Downtown Gainesville is not only open for business, but “thriving” in terms of foot traffic.
“I feel like the trend is moving upward,” said Don Griffin, owner of Frames You-Nique on Main Street.
Several business owners said Monday they’re noticing more people frequenting the downtown area, translating to an increase in retail sales.
Most attributed that uptick to the number of events bringing people to Gainesville, increasing both foot traffic and awareness of what’s available.
“For us, it may not necessarily increase sales on the day (of an event) but what it does increase is foot traffic in the area, and so then what we’re seeing is customers coming back,” said Hillary Harper, director of marketing and public relations with Dress Up Boutique.
There were close to 160 events in the downtown area last year, and there are expected to be that many this year, according to Regina Mansfield, Main Street Gainesville manager.
“We really have put a lot of effort into bringing a variety of things downtown so that we can capture ... a wide market,”
Mansfield said. “We have a diverse collection of stores downtown, so we’ve got a wide market to appeal to.”
Mansfield said it was a collaborative effort between Main Street Gainesville and the merchants, with which Griffin agreed.
“The city and the merchants have worked really hard to make it happen, but I think it’s paying off,” he said. “I can’t speak for the other (businesses), but at least in here, we’re up.”
Beyond events like First Friday, Art in the Square and the upcoming Mule Camp Market, proprietors also said the downtown area is a unique draw on its own.
“It’s hard to find a genuine Southern town,” said Gabby Yates, a vendor with Mustard Seed 1720. The shop Yates described as “Pinterest come alive” celebrated its one-year anniversary in July. “There’s a cadence to it. Go to other towns, and there’s no cadence. It’s flat, it’s all the same.”

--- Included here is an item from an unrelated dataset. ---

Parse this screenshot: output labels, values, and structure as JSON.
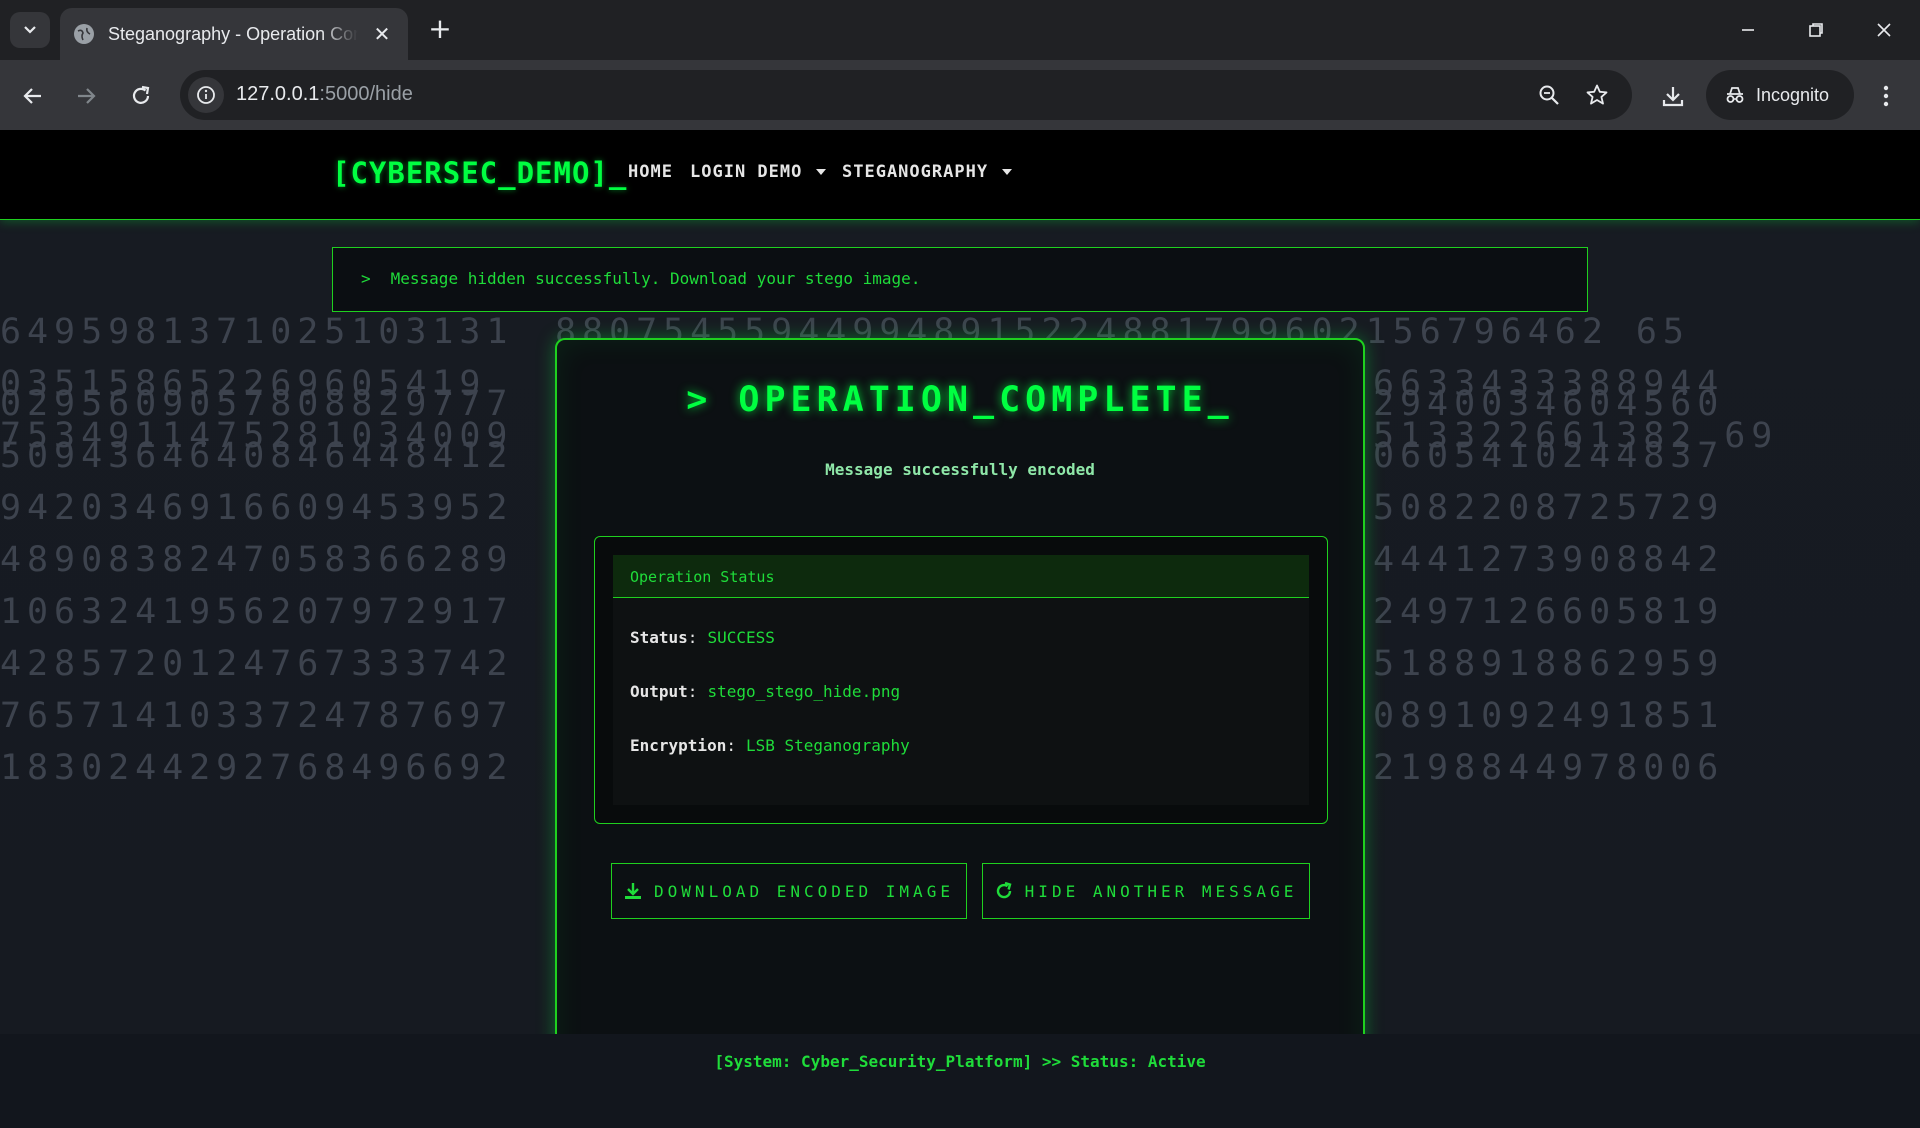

Teresa Dyer, manager of Hawk’s Nest & Friends antique shop, said the business moved to downtown Gainesville for the “atmosphere.”
“We get a lot of walk-by traffic here where we wouldn’t get that anywhere else,” she said. Dyer added that the store has stayed open late on Friday nights when there have been activities on the square so people walking by could step inside and shop.
“You can’t get that charm in a strip mall,” Mansfield said about downtown Gainesville’s appeal.
One-by-one, business owners cautiously agreed that so far this year, the increase in downtown visitors has led to an increase in business.
“It’s really strange,” said Lorry Schrage, co-owner of Saul’s. “One month will be really, really good, and one will be really bad. But overall, it’s been better.
“I think we’re getting more and more good things here that are bringing people downtown,” Schrage added, referring to the number of events held on the square.
Linda Orenstein, co-owner of Gem Jewelry Co., offered a different perspective.
“I can’t say it’s busier than it has been, but it’s been stable,” she said, noting the downtown restaurants have seen steady business.
Orenstein said she thinks people may be spending more money.
Courtney Martin with Martin Furniture and Design agreed the restaurants bring in extra foot traffic.
“I just think, overall, the stores are updated, there have been new ones that have come in, and the food and the economy,” she said. “Business is definitely up.”
Martin added she has noticed a lot of the downtown stores have renovated or updated their interiors, offering a “fresh” look that appeals to shoppers.
Mansfield said when she attends conferences or visits other cities, she feels a small thrill when returning to Gainesville.
“It makes me proud that our little downtown is actually thriving as opposed to struggling,” Mansfield said. “From a lot of people, I hear the word ‘vibrant’ over and over, how ‘vibrant’ and ‘alive’ our downtown is. And I love it.”